### What this task involves
For this task, output every entry below exactly and omit the pictures.
>>>
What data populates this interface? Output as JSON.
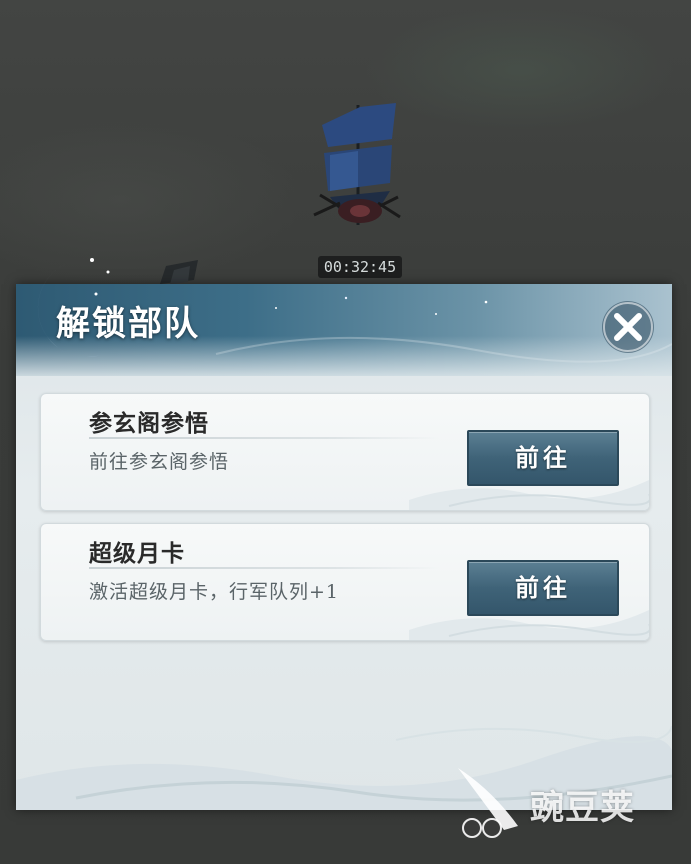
{
  "game": {
    "timer": "00:32:45"
  },
  "dialog": {
    "title": "解锁部队",
    "close_icon": "close-icon",
    "options": [
      {
        "title": "参玄阁参悟",
        "description": "前往参玄阁参悟",
        "button_label": "前往"
      },
      {
        "title": "超级月卡",
        "description": "激活超级月卡，行军队列+1",
        "button_label": "前往"
      }
    ]
  },
  "watermark": {
    "text": "豌豆荚"
  },
  "colors": {
    "header": "#3d6e88",
    "button": "#3f6378",
    "panel": "#e6ecee"
  }
}
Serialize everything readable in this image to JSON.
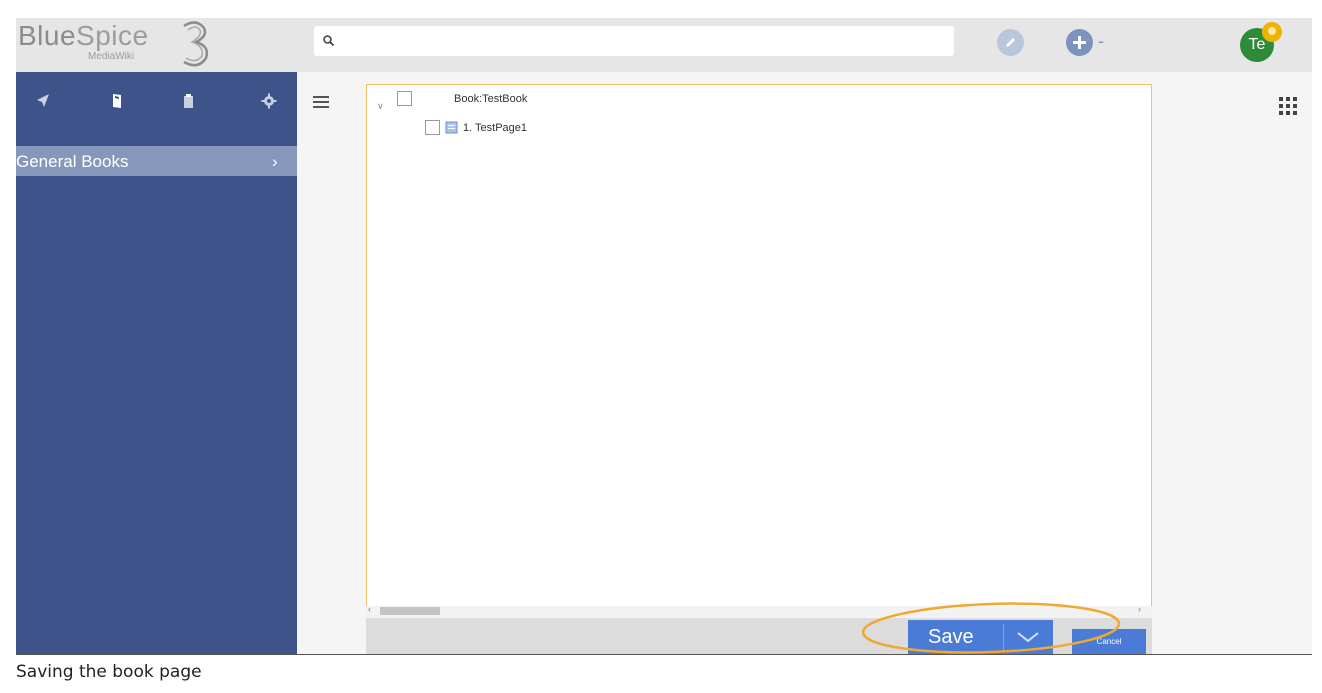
{
  "header": {
    "logo": "BlueSpice 3 MediaWiki",
    "logo_main_blue": "Blue",
    "logo_main_spice": "Spice",
    "logo_sub": "MediaWiki",
    "search_value": "",
    "avatar_initials": "Te"
  },
  "sidebar": {
    "tabs": [
      {
        "icon": "navigation-icon"
      },
      {
        "icon": "book-icon"
      },
      {
        "icon": "clipboard-icon"
      },
      {
        "icon": "gear-icon"
      }
    ],
    "active_item": "General Books",
    "active_chevron": "›"
  },
  "tree": {
    "root": "Book:TestBook",
    "children": [
      "1. TestPage1"
    ]
  },
  "buttons": {
    "save": "Save",
    "cancel": "Cancel"
  },
  "caption": "Saving the book page",
  "colors": {
    "sidebar": "#3e5389",
    "primary": "#4a7bd7",
    "highlight": "#f0a830",
    "avatar": "#2e8b3a",
    "badge": "#f2b200"
  }
}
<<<
### Task answer
What data populates this interface? Output as JSON.
{
  "game": {
    "timer": "00:32:45"
  },
  "dialog": {
    "title": "解锁部队",
    "close_icon": "close-icon",
    "options": [
      {
        "title": "参玄阁参悟",
        "description": "前往参玄阁参悟",
        "button_label": "前往"
      },
      {
        "title": "超级月卡",
        "description": "激活超级月卡，行军队列+1",
        "button_label": "前往"
      }
    ]
  },
  "watermark": {
    "text": "豌豆荚"
  },
  "colors": {
    "header": "#3d6e88",
    "button": "#3f6378",
    "panel": "#e6ecee"
  }
}
Serialize everything readable in this image to JSON.
{
  "header": {
    "logo": "BlueSpice 3 MediaWiki",
    "logo_main_blue": "Blue",
    "logo_main_spice": "Spice",
    "logo_sub": "MediaWiki",
    "search_value": "",
    "avatar_initials": "Te"
  },
  "sidebar": {
    "tabs": [
      {
        "icon": "navigation-icon"
      },
      {
        "icon": "book-icon"
      },
      {
        "icon": "clipboard-icon"
      },
      {
        "icon": "gear-icon"
      }
    ],
    "active_item": "General Books",
    "active_chevron": "›"
  },
  "tree": {
    "root": "Book:TestBook",
    "children": [
      "1. TestPage1"
    ]
  },
  "buttons": {
    "save": "Save",
    "cancel": "Cancel"
  },
  "caption": "Saving the book page",
  "colors": {
    "sidebar": "#3e5389",
    "primary": "#4a7bd7",
    "highlight": "#f0a830",
    "avatar": "#2e8b3a",
    "badge": "#f2b200"
  }
}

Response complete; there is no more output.